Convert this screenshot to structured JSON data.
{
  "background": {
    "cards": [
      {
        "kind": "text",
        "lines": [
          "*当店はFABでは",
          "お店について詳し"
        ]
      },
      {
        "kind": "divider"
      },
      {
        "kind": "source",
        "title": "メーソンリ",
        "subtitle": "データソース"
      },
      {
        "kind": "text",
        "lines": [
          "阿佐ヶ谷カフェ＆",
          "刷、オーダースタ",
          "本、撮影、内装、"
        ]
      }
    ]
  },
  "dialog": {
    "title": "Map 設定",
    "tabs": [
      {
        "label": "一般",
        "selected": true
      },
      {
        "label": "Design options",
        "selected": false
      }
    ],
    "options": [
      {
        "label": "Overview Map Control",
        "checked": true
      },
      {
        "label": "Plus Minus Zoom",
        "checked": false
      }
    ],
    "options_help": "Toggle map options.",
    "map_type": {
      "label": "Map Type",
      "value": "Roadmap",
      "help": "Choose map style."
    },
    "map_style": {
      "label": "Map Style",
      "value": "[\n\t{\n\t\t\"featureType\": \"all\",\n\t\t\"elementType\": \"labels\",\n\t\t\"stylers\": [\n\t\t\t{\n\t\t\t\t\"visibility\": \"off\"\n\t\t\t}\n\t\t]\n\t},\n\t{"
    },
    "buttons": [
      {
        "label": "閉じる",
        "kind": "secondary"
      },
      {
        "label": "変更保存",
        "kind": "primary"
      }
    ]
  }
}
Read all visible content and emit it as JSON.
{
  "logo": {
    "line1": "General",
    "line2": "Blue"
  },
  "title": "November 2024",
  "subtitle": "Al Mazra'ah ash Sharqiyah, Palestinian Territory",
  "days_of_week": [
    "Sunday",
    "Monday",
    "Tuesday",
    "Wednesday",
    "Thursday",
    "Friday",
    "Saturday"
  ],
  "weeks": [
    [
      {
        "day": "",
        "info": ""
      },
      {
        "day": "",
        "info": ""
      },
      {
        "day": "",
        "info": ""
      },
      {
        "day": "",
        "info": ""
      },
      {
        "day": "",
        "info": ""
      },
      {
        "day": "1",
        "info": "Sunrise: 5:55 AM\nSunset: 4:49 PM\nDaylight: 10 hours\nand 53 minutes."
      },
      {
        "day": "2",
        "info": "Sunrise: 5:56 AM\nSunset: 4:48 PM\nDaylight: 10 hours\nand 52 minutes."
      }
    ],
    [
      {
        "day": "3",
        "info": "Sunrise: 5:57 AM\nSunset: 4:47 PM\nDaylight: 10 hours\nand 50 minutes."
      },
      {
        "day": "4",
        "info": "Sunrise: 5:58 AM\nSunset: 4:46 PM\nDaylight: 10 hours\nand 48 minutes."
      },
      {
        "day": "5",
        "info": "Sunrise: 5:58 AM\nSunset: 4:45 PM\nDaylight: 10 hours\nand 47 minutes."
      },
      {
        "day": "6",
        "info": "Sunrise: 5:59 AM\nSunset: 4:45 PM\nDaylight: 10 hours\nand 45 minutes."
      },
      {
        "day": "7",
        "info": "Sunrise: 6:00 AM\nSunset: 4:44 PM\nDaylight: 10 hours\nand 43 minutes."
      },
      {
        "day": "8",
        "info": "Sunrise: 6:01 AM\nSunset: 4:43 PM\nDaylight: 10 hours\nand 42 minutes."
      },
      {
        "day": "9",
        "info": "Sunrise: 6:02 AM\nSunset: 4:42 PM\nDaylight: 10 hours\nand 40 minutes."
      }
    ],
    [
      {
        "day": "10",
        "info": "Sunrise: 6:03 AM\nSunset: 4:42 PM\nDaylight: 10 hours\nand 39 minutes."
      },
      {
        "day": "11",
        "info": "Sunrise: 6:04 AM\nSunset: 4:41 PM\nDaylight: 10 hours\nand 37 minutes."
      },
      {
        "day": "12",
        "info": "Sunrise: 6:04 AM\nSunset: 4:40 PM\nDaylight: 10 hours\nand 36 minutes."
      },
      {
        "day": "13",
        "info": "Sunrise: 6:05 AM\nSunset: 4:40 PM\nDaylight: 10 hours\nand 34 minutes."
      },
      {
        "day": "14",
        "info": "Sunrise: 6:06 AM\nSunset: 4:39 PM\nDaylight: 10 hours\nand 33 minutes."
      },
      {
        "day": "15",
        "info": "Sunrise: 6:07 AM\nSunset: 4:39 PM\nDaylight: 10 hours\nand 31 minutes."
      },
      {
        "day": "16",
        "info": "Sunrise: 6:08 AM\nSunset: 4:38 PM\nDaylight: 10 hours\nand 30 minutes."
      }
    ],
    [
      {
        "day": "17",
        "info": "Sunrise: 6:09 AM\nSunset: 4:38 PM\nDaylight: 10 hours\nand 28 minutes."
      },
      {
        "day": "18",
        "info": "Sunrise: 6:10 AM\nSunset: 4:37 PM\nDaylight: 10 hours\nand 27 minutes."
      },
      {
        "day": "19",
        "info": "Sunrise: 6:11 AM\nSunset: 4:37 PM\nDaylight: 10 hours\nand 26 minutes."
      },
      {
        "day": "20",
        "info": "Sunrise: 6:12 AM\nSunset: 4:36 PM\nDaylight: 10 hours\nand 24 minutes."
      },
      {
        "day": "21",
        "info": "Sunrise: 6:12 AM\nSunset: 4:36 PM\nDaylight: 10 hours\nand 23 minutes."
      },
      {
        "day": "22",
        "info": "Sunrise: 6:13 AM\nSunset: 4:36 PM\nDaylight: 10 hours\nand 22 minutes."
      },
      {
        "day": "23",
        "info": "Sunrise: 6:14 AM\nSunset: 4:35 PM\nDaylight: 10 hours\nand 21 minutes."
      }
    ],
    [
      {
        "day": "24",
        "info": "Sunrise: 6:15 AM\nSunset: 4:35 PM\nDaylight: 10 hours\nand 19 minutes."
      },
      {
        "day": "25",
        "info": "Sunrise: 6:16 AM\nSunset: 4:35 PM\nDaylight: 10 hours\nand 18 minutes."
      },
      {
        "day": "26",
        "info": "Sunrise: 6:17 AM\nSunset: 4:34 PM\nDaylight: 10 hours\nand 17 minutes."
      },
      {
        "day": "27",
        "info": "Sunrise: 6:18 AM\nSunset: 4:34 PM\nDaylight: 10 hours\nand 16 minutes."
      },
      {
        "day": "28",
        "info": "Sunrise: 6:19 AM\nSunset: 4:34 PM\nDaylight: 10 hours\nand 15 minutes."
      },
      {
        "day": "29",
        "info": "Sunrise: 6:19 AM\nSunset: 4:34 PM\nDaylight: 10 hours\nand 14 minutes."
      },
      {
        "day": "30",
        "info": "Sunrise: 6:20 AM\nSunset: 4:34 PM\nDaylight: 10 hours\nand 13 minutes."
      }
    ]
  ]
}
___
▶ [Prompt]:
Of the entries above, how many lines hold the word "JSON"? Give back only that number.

▶ [Written response]:
2